Push It Real Good

I don’t mean to be turning negative with this blog o’ mine, but this business of music is pretty damned negative. Read Nikki Sixx’s Heroine Diaries. I’ve been especially negative towards hip-hop and R&B as evidenced by my Kanye rants. Anyway, on with the negativity.

This afternoon I was listening to one of my favorite radio stations, Triple J, from Australia, when Push It, from the album Desire, by Pharoahe Monch came on. Normally I get pretty pumped when a song I played bass on comes on the radio, but today I got pissed off. Really pissed off.

When I wrote about recording bass on that song from the album I left out a small detail. Mainly because I was trying to be the better man, but now, screw it. I’m tired of being nice. Here’s the real deal – the reason I’m pissed off.

That day I got a call from James (from Atomic Brother) sometime after 5pm saying that he got a call from Pharoahe’s manager Angie asking if I was available to record bass as soon as possible. He called me right away, and lucky for them I was in the neighborhood and available, but didn’t have my bass. I told him to ring her up and have her call me with the details, he’d already told her my rate.

She rang me right away saying that Pharoahe needed me right away, that they had a bass in the studio and that they could pay my fee. After a a little while on the phone I got to the studio just before 6pm. I met Angie and she showed me around the place and I asked what was going on. She told me that Pharoahe was recording some backing vocal tracks and it would be a few minutes and she led me into the studio to meet the man.

I met Pharoahe right away and he was wondering why I was there, they weren’t ready for me. They’d need an hour at least. I figured that wasn’t a big deal, I’d sit around and watch them record. So after about an hour I was getting antsy, and they weren’t getting anywhere with vocals. They all just kept smoking and drinking and adding more and more layers of vocals I forget the one guy’s name (I actually forgot all their names), but he just kept taking hits and saying that he was a genius and needed to record more. He wouldn’t stop.

So, I asked when they were going to get to me. If they were going to keep this up I’d rather leave. My fee wasn’t high enough to deal with this. So anyway, Pharoahe decided he’d rather have me record the part than leave. You can read how that went here.

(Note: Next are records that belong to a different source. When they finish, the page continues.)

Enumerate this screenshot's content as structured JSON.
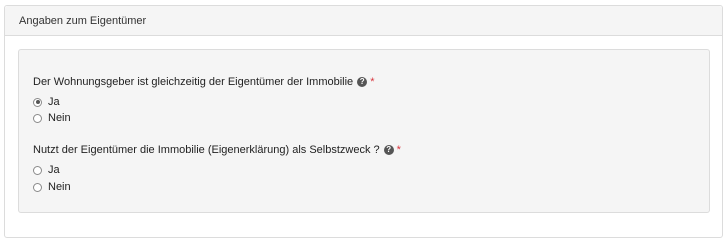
{
  "panel": {
    "title": "Angaben zum Eigentümer"
  },
  "questions": [
    {
      "label": "Der Wohnungsgeber ist gleichzeitig der Eigentümer der Immobilie",
      "help_icon": "question-circle-icon",
      "required_marker": "*",
      "options": [
        {
          "label": "Ja",
          "selected": true
        },
        {
          "label": "Nein",
          "selected": false
        }
      ]
    },
    {
      "label": "Nutzt der Eigentümer die Immobilie (Eigenerklärung) als Selbstzweck ?",
      "help_icon": "question-circle-icon",
      "required_marker": "*",
      "options": [
        {
          "label": "Ja",
          "selected": false
        },
        {
          "label": "Nein",
          "selected": false
        }
      ]
    }
  ],
  "colors": {
    "required": "#d9363e",
    "panel_heading_bg": "#f5f5f5",
    "well_bg": "#f5f5f5",
    "border": "#dcdcdc"
  }
}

So, after I finished recording they were all excited and in love with the part, Pharoahe told me to go see Angie to get paid. I went out to the lobby to meet Angie and she asked how it went and if things were OK. She said she had to see Pharoahe about paying me and she’d be right back. After seeing the boss she said that they could pay me for the session, that I could have 20 bucks for a cab. Bullshit! I told her how much my cab to back to my place in Jersey would cost (much more than my fee) and she offered me cab fare to the train or bus station (which was 4-5 blocks walk away) instead.

Explaining that wasn’t the deal, that they owed me my fee, she said it was Eminem’s fault because he hasn’t paid them the advance for the recording yet, and they were paying SO much for the studio, they couldn’t afford me. Eminem’s fault and the studio cost too much. She had to be kidding right? If they couldn’t afford me, why the hell would she call me agreeing to my fee? They had no intention of paying me. To top it all off, after I filled out all the paperwork, making sure that I would get credit on the recording, I finally got my hands on a copy and I didn’t get credited for playing bass on the track. Turns out nobody got credit except all the singers getting drunk and stoned that day.

Needless to say, I never got paid and James has one less “friend.” What makes it worse is that this asshole is selling records all over the world and getting radio play all over the world and I can’t get performer royalties through SoundExchange because they didn’t credit me! I could sue, but it would cost more money than I’d get out of it. So he kicks back and collects royalties and he couldn’t pay me my tiny little fee. I chalk it up to yet another hip-hip session gone bad – and there have been many sessions gone bad. And people wonder why I refuse to play on R&B and hip-hop records anymore!